By all of which I am reminded of that old testament statement that 'the Lord hardened the heart of Pharoah.' The "Lord" or "Lord God" of the old testament is what I call the God in us, or the Law of Attraction in us; and the "God" of the Bible is The Whole--the God over all as well as in the individual. It is the God in us which attracts to us our experiences, in order to teach us wisdom and knowledge. Pharoah was not wise enough to let those people go, so the God in Moses gave him a hint--which he failed to take. Wherefore he attracted a gentle kick in the way of a plague. This dashed his ardor a bit and he gave permission for the Israelites to go; but he was only scared into doing it; and after the plague was called off he was not wise enough to keep his word--here was a great lot of valuable slaves which he could keep, and why shouldn't he?--his word was easy broken and all's fair in business; so his heart hardened and he held the Israelites.

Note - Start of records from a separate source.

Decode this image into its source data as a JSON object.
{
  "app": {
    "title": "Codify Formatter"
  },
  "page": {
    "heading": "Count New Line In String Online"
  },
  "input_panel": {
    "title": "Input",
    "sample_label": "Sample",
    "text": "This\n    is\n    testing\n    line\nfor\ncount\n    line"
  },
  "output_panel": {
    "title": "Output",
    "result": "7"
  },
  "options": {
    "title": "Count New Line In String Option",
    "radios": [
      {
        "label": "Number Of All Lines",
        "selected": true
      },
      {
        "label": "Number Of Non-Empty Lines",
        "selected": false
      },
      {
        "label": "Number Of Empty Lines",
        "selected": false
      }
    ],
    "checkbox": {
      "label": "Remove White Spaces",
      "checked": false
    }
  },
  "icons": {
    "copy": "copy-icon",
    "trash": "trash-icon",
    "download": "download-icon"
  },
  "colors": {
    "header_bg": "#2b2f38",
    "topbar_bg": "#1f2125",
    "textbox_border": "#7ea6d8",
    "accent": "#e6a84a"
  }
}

So he attracted a harder kick; which failed to accomplish its purpose. Kick after kick came, each a bit harder than the last; each scaring Pharoah for the moment, but none convincing him. He still thought it right to hang onto his slaves if he could, and he had the courage of his convictions. A man of such splendid courage seems worthy of a better fate. Pharoah had the courage of a Christ, coupled with the ethics of a savage, whose only law is his own desire of possession. Because he could not take the hint and see his mistake, he attracted a series of kicks increasing in power until one finally landed him in the Red Sea. Perhaps a glimmer of the truth reached him as the waters rolled over. But his soul goes marching on and his mistakes are still re-incarnating here on earth.

Is Adam kicking, Eve? Take a hint before he kicks harder. Is Eve making things warm for you, Adam? Take care you jump not out of the frying pan into the fire. Are circumstances plaguing you, Everybody? Take the hint lest worse plagues arrive; learn wisdom and avoid the Red Sea.

Be not wise in thine own conceits. Lean not upon thine own understanding, but in all thy ways and thy neighbor's ways, acknowledge that the One Good Spirit leads, and He shall direct thy feet in paths of peace and pleasantness.

The proof of foolishness is unrest and friction.

The proof of wisdom is peace.

Be still and know the Lord thy God, and learn from what He draws to thee.

Prev | Next | Contents